Dataset rows describing interfaces
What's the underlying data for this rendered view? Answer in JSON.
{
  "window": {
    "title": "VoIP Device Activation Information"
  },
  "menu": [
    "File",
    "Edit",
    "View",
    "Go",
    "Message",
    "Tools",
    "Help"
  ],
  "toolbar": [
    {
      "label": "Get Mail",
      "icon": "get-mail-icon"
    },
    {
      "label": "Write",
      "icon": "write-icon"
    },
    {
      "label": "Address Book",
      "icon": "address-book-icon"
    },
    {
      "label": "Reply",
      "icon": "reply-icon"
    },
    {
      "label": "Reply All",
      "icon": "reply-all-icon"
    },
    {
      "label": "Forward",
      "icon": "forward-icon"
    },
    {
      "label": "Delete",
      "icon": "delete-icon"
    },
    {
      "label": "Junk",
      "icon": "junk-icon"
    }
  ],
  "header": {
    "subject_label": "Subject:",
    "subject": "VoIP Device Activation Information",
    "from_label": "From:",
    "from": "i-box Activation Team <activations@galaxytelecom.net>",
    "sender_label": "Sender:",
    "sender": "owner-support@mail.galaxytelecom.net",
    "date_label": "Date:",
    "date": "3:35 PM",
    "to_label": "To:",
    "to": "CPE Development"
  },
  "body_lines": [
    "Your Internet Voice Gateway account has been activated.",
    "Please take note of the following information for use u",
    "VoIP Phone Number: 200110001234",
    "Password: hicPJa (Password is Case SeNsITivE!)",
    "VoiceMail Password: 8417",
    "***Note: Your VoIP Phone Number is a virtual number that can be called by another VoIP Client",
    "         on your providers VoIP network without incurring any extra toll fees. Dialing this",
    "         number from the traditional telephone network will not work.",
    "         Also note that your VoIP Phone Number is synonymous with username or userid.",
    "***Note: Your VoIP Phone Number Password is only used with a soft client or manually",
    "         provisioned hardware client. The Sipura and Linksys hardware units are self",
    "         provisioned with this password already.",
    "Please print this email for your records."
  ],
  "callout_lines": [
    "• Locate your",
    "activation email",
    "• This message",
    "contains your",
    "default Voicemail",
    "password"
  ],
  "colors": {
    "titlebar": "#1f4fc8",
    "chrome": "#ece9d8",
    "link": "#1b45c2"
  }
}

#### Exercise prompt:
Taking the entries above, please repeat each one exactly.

#### Answer section:
What's the underlying data for this rendered view? Answer in JSON.
{
  "window": {
    "title": "VoIP Device Activation Information"
  },
  "menu": [
    "File",
    "Edit",
    "View",
    "Go",
    "Message",
    "Tools",
    "Help"
  ],
  "toolbar": [
    {
      "label": "Get Mail",
      "icon": "get-mail-icon"
    },
    {
      "label": "Write",
      "icon": "write-icon"
    },
    {
      "label": "Address Book",
      "icon": "address-book-icon"
    },
    {
      "label": "Reply",
      "icon": "reply-icon"
    },
    {
      "label": "Reply All",
      "icon": "reply-all-icon"
    },
    {
      "label": "Forward",
      "icon": "forward-icon"
    },
    {
      "label": "Delete",
      "icon": "delete-icon"
    },
    {
      "label": "Junk",
      "icon": "junk-icon"
    }
  ],
  "header": {
    "subject_label": "Subject:",
    "subject": "VoIP Device Activation Information",
    "from_label": "From:",
    "from": "i-box Activation Team <activations@galaxytelecom.net>",
    "sender_label": "Sender:",
    "sender": "owner-support@mail.galaxytelecom.net",
    "date_label": "Date:",
    "date": "3:35 PM",
    "to_label": "To:",
    "to": "CPE Development"
  },
  "body_lines": [
    "Your Internet Voice Gateway account has been activated.",
    "Please take note of the following information for use u",
    "VoIP Phone Number: 200110001234",
    "Password: hicPJa (Password is Case SeNsITivE!)",
    "VoiceMail Password: 8417",
    "***Note: Your VoIP Phone Number is a virtual number that can be called by another VoIP Client",
    "         on your providers VoIP network without incurring any extra toll fees. Dialing this",
    "         number from the traditional telephone network will not work.",
    "         Also note that your VoIP Phone Number is synonymous with username or userid.",
    "***Note: Your VoIP Phone Number Password is only used with a soft client or manually",
    "         provisioned hardware client. The Sipura and Linksys hardware units are self",
    "         provisioned with this password already.",
    "Please print this email for your records."
  ],
  "callout_lines": [
    "• Locate your",
    "activation email",
    "• This message",
    "contains your",
    "default Voicemail",
    "password"
  ],
  "colors": {
    "titlebar": "#1f4fc8",
    "chrome": "#ece9d8",
    "link": "#1b45c2"
  }
}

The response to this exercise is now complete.